Advertising, subscriptions, or both? All video providers are currently grappling with the fundamental question of what business model to pursue. With the cost of producing high-quality video and the challenge of attracting and audience more daunting than ever, deciding which path to follow has taken on increasing urgency.
But if the stakes are higher, so too is the murkiness, especially when it comes to what consumers will pay for. Just because Netflix has 50 million U.S. subscribers doesn’t mean getting to a million is straightforward for an SVOD wannabe.
The critical context here is the broad industry realization that the best days are over for the ad-supported pay-TV model, in which networks received both monthly fees from distributors and ad revenue. The so-called “dual revenue” model (which was later emulated by broadcasters by adding retransmission consent fees) funded a lot of content over the years.

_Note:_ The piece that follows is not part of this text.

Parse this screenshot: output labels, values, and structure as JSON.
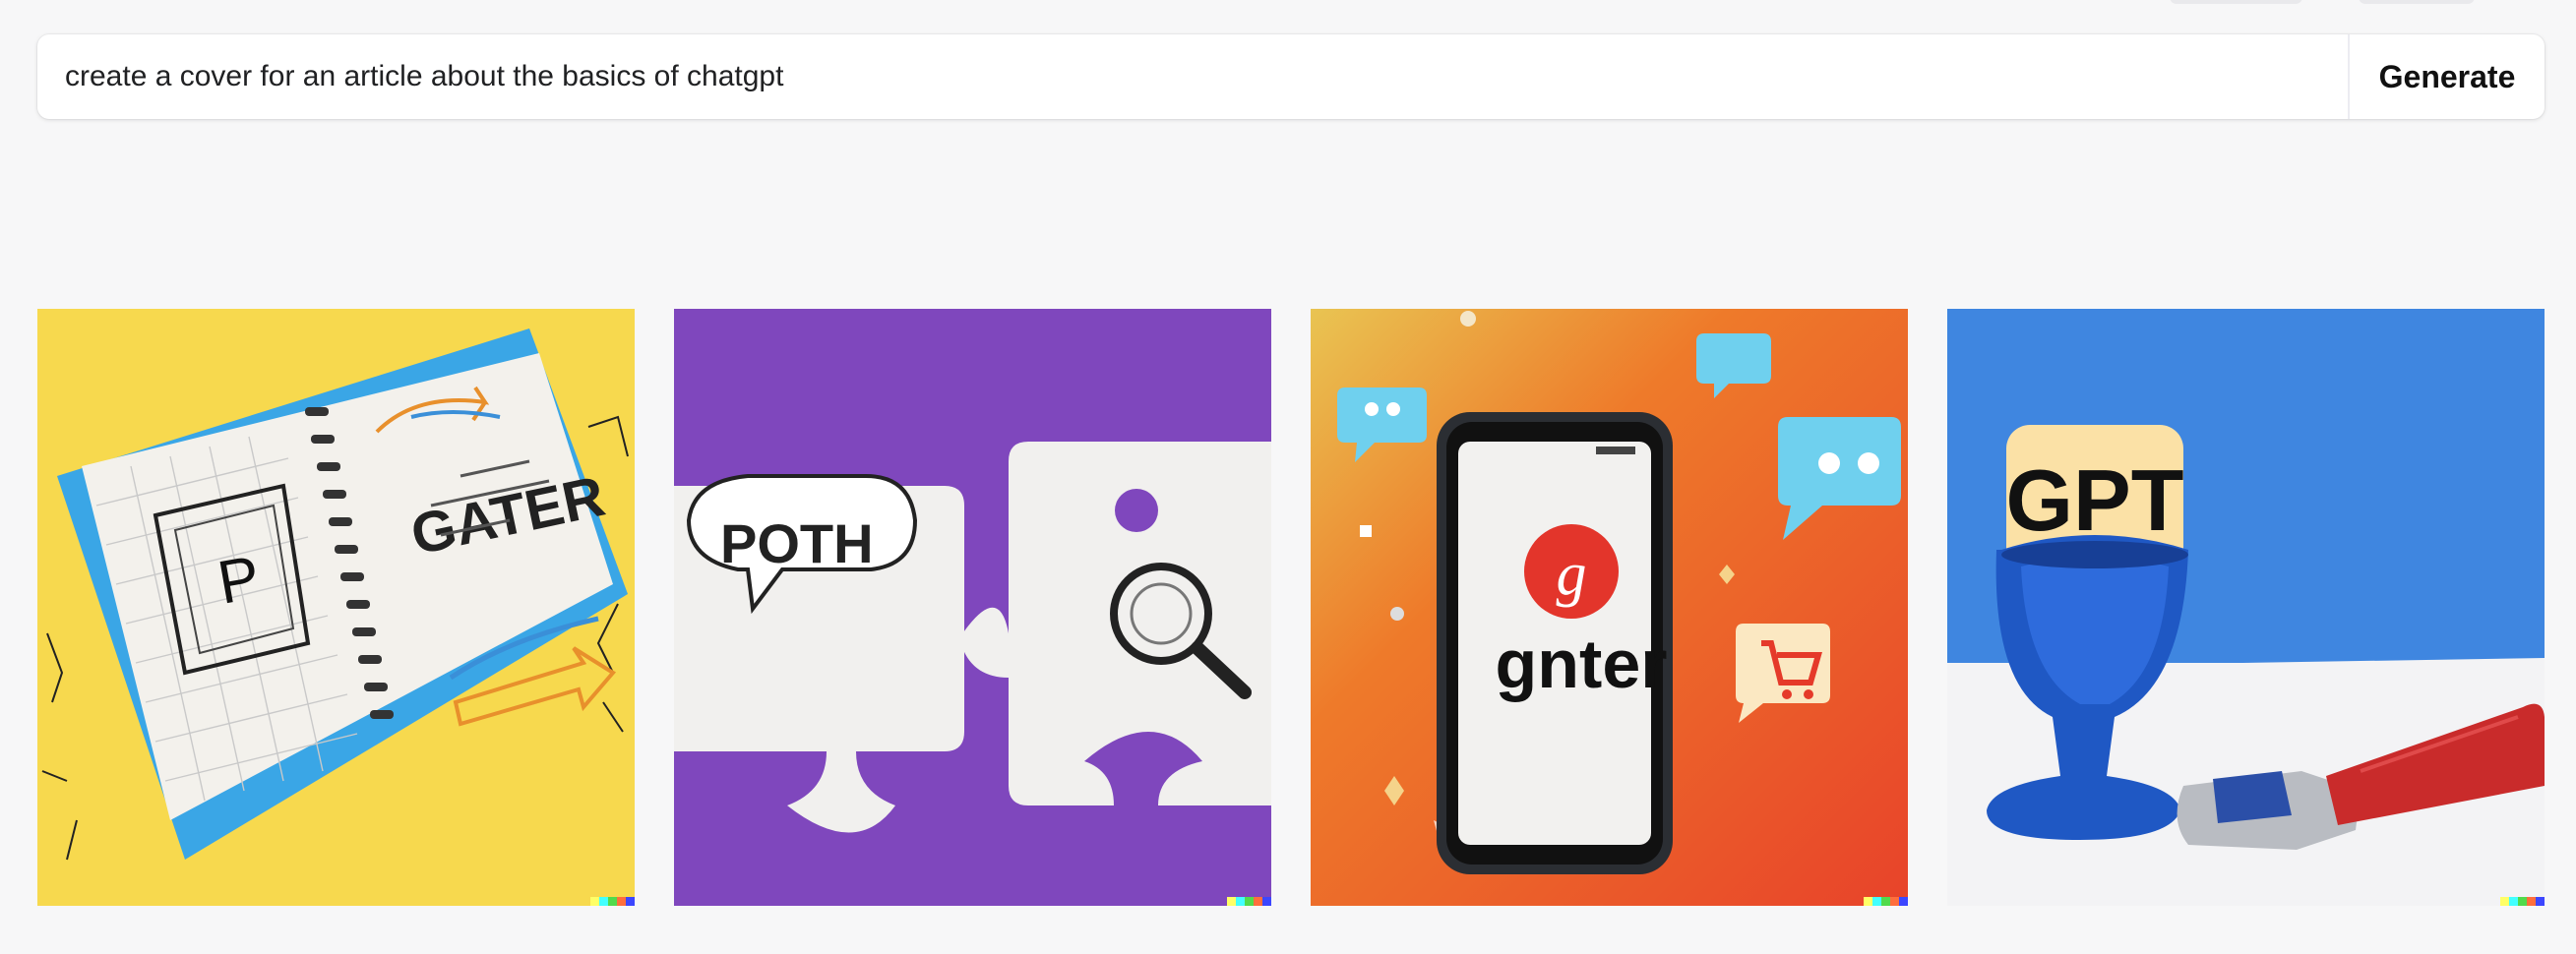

But multichannel subscriptions are now falling and skinny bundles are only partially offsetting the losses. And because skinny bundles must by definition limit their programming fees, not all networks will even make the cut. That’s a key driver of the M&A and consolidation happening around the industry too.
Multichannel losses are also happening at a time when more consumers than ever are watching great content without ads, thanks mainly to Netflix and Amazon. When we see ad-free services like FX+ and AMC Premiere launch, along with Disney’s OTT service, which will almost certainly be ad-free when it debuts in 2019, it’s a sign that traditionally ad-supported networks want to get a piece of the SVOD action.
Interestingly, these moves to diversify away from ads come at a time when huge investments are also being made to make ads more effective than ever. Data, in particular, is pushing to the forefront for all networks as they seek to help advertisers better target certain viewers. Automation is also playing a role in making transactions more efficient and optimized.
Meanwhile it’s hard to divine consumers’ preferences. Yes, Netflix has built a robust ad-free model. But both Hulu and CBS All Access, which offer viewers the option to pay extra to reduce or eliminate ads, have said repeatedly that most subscribers still opt to pay less and receive ads. And Facebook and YouTube are continuing to emphasize the ad-supported model even as they push deeper into premium video. Clearly they must be confident their users still have a willingness to watch ads.
Add it all up and it’s easy to understand why choosing a business model for video is not only harder than ever but will likely to remain so for a while to come.